It doesn't seem like Sam Bradford was a huge fan of playing in Chip Kelly's offense last season. Earlier this month, the veteran quarterback subtly talked about how Kelly's scheme was predictable and unbalanced. Bradford once again highlighted the differences between the schemes of Kelly and Doug Pederson this week. In Pederson's offense, it's believed quarterbacks will have more ability to audible before the snap.
"There is a lot of freedom," Bradford explained. "Obviously, with that freedom there comes a lot of responsibility. You’re in charge of getting in to the right play, getting out of a bad play, you’re responsible for really everyone out there.

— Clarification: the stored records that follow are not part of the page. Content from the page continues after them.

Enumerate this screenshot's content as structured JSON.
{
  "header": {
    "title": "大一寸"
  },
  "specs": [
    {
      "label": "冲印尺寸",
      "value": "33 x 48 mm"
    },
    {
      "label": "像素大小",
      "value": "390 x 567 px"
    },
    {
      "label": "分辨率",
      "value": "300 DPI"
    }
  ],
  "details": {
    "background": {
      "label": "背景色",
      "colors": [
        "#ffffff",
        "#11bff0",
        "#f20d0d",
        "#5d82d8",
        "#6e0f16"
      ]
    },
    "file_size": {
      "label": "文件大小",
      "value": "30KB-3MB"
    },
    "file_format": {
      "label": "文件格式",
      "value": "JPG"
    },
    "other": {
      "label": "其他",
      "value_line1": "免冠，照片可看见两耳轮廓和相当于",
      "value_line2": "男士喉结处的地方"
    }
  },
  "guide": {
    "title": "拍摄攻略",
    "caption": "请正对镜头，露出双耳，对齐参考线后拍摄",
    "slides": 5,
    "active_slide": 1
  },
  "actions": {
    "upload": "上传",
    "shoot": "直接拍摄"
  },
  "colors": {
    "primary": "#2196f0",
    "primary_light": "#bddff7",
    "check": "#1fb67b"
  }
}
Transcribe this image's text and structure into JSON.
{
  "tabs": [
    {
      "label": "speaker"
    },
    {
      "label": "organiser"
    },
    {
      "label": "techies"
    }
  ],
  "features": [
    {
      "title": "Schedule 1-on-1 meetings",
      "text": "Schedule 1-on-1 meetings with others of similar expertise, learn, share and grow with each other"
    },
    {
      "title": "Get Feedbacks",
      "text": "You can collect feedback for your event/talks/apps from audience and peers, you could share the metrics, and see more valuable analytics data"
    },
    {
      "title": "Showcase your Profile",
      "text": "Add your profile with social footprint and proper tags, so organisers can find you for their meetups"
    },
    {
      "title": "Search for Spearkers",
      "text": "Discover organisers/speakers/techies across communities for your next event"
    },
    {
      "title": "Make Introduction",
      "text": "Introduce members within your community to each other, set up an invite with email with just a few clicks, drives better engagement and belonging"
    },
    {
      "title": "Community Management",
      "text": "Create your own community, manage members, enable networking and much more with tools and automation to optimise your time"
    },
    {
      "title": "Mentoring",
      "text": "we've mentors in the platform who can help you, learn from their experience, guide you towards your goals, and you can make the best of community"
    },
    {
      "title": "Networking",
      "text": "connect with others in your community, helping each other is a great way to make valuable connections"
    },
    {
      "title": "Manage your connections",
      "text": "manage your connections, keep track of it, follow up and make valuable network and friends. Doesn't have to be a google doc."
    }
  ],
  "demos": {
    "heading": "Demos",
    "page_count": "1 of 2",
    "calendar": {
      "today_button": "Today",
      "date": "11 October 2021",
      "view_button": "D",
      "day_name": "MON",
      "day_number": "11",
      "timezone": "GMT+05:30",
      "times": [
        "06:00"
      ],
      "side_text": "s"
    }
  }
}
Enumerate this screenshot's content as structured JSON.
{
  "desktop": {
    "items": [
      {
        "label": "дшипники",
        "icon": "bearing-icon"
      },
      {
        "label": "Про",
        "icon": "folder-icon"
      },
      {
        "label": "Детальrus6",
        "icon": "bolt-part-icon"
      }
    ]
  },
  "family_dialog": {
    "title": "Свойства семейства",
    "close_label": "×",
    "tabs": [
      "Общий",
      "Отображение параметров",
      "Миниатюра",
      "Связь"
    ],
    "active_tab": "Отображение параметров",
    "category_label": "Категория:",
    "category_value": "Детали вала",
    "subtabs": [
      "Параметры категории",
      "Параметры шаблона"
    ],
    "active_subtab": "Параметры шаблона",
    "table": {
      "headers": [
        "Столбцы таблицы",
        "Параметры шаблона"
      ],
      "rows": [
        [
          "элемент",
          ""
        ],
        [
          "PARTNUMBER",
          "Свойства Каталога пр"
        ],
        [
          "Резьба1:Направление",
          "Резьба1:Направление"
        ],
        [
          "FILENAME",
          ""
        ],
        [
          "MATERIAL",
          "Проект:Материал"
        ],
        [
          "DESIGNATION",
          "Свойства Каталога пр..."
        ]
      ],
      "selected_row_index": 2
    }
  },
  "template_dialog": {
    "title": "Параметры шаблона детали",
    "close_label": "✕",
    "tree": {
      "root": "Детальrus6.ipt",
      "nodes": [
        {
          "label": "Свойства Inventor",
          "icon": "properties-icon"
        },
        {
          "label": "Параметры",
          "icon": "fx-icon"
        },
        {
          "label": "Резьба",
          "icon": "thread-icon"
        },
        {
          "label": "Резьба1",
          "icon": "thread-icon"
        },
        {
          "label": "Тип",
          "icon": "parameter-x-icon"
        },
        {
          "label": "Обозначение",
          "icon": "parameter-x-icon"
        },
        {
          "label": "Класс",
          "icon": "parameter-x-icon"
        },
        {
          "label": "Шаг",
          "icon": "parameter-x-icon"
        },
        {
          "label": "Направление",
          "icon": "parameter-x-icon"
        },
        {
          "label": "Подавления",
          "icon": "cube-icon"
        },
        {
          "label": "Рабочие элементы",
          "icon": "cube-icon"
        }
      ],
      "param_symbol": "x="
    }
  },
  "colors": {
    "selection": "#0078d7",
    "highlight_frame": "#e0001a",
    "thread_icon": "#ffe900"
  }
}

Last year, with Chip [Kelly], obviously trying to play at the tempo that we did, it was hard to really do that. We chose tempo over that freedom.
"I think there’s benefits to each, but it is nice knowing that when you get to the line of scrimmage, [and] if you immediately know ‘Hey, this is not a good play into this look. This is a bad play for this coverage,’ that I have the ability to get us into something better. So hopefully with that freedom, there will be less negative plays. I think that’s kind of the goal when you play with this mentality."
Kelly's simplicity was good at dumbing things down for passers, which could explain why he was able to get good performances out of lesser quarterbacks such as Nick Foles, Mark Sanchez, etc. Now Pederson is placing more responsibility on his quarterbacks.
"I put more on the quarterback in this system and it's kind of what I've been accustomed to, even when I was a player with Coach Reid, he put everything on the quarterback and we had to learn it that way," said Pederson.
The offensive complexity makes it more important than ever that the passers are smart. It also explains why the Eagles felt so attracted to the intelligence of rookie Carson Wentz and want to be patient with him. In the short-term, Philadelphia is trusting Bradford to run the offense and he's looking forward to the scheme change.
"Yeah, absolutely, I think that’s what every quarterback wants," said Bradford when asked if he likes having more pre-snap freedom. "You want the ability to get in and out of plays. You want the ability to make things right."
"Obviously it puts more pressure on you during the week to study, to know what the opponent’s going to do, to be ready for certain looks, and then to take advantage of those looks when they present themselves in the week."
Bradford noted one of the biggest changes to the pre-snap routine is his relationship with starting center Jason Kelce. The communication between the two is more important than ever.
"Last year, I basically had to react to what [Kelce] and the [offensive line] did up front where, this year, it’s more of a joint effort," Bradford said. "And I think me and him, more than we did last year, have to be on the same page as far as what we’re seeing."
The 28-year-old Bradford has been a career underachiever, so his 2015 struggles simply can't be explained away by Kelly's increasingly ineffective offense. Giving him more freedom at the line of scrimmage isn't likely to suddenly morph him into one of the NFL's top quarterbacks, either. But at the very least it seems to be a system he's more welcome to running than the one he did last year.